AVAILABLE DATA Block Start

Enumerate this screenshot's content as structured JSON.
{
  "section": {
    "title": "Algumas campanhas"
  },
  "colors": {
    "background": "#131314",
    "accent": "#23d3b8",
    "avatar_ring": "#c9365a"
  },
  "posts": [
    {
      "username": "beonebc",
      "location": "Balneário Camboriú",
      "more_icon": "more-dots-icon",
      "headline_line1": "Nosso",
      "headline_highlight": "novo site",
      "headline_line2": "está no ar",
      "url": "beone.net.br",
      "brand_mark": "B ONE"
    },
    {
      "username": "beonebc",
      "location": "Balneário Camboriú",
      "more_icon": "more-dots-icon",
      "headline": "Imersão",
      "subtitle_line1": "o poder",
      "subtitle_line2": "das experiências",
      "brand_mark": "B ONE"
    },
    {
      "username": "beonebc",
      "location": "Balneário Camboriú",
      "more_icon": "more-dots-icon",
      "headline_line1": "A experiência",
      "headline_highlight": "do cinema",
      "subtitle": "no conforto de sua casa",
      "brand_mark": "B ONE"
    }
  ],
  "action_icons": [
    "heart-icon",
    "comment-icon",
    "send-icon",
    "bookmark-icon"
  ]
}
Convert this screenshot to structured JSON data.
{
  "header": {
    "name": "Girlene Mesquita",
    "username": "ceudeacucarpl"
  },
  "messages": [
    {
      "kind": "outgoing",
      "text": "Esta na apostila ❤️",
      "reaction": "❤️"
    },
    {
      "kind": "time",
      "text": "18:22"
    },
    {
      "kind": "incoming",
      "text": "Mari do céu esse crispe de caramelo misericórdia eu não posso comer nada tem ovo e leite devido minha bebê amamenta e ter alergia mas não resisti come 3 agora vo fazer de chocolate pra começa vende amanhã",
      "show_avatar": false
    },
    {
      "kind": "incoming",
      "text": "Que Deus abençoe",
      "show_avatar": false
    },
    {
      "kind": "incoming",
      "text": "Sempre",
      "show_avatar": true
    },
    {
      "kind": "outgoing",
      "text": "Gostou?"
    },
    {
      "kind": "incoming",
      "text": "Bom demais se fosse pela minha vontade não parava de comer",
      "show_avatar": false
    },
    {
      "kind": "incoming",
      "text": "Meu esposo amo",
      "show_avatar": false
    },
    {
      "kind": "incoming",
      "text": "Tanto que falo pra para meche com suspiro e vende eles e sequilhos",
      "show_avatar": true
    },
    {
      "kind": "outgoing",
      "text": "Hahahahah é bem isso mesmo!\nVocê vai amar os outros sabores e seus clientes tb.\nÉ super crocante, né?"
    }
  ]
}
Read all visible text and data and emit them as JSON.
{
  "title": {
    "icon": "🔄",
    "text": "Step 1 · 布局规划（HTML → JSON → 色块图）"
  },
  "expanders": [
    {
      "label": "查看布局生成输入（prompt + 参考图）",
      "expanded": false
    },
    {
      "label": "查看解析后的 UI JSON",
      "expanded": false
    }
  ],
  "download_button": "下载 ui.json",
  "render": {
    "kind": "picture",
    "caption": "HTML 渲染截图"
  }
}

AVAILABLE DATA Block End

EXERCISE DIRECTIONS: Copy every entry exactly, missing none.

RESULT OF THE TASK:
Enumerate this screenshot's content as structured JSON.
{
  "section": {
    "title": "Algumas campanhas"
  },
  "colors": {
    "background": "#131314",
    "accent": "#23d3b8",
    "avatar_ring": "#c9365a"
  },
  "posts": [
    {
      "username": "beonebc",
      "location": "Balneário Camboriú",
      "more_icon": "more-dots-icon",
      "headline_line1": "Nosso",
      "headline_highlight": "novo site",
      "headline_line2": "está no ar",
      "url": "beone.net.br",
      "brand_mark": "B ONE"
    },
    {
      "username": "beonebc",
      "location": "Balneário Camboriú",
      "more_icon": "more-dots-icon",
      "headline": "Imersão",
      "subtitle_line1": "o poder",
      "subtitle_line2": "das experiências",
      "brand_mark": "B ONE"
    },
    {
      "username": "beonebc",
      "location": "Balneário Camboriú",
      "more_icon": "more-dots-icon",
      "headline_line1": "A experiência",
      "headline_highlight": "do cinema",
      "subtitle": "no conforto de sua casa",
      "brand_mark": "B ONE"
    }
  ],
  "action_icons": [
    "heart-icon",
    "comment-icon",
    "send-icon",
    "bookmark-icon"
  ]
}
Convert this screenshot to structured JSON data.
{
  "header": {
    "name": "Girlene Mesquita",
    "username": "ceudeacucarpl"
  },
  "messages": [
    {
      "kind": "outgoing",
      "text": "Esta na apostila ❤️",
      "reaction": "❤️"
    },
    {
      "kind": "time",
      "text": "18:22"
    },
    {
      "kind": "incoming",
      "text": "Mari do céu esse crispe de caramelo misericórdia eu não posso comer nada tem ovo e leite devido minha bebê amamenta e ter alergia mas não resisti come 3 agora vo fazer de chocolate pra começa vende amanhã",
      "show_avatar": false
    },
    {
      "kind": "incoming",
      "text": "Que Deus abençoe",
      "show_avatar": false
    },
    {
      "kind": "incoming",
      "text": "Sempre",
      "show_avatar": true
    },
    {
      "kind": "outgoing",
      "text": "Gostou?"
    },
    {
      "kind": "incoming",
      "text": "Bom demais se fosse pela minha vontade não parava de comer",
      "show_avatar": false
    },
    {
      "kind": "incoming",
      "text": "Meu esposo amo",
      "show_avatar": false
    },
    {
      "kind": "incoming",
      "text": "Tanto que falo pra para meche com suspiro e vende eles e sequilhos",
      "show_avatar": true
    },
    {
      "kind": "outgoing",
      "text": "Hahahahah é bem isso mesmo!\nVocê vai amar os outros sabores e seus clientes tb.\nÉ super crocante, né?"
    }
  ]
}
Read all visible text and data and emit them as JSON.
{
  "title": {
    "icon": "🔄",
    "text": "Step 1 · 布局规划（HTML → JSON → 色块图）"
  },
  "expanders": [
    {
      "label": "查看布局生成输入（prompt + 参考图）",
      "expanded": false
    },
    {
      "label": "查看解析后的 UI JSON",
      "expanded": false
    }
  ],
  "download_button": "下载 ui.json",
  "render": {
    "kind": "picture",
    "caption": "HTML 渲染截图"
  }
}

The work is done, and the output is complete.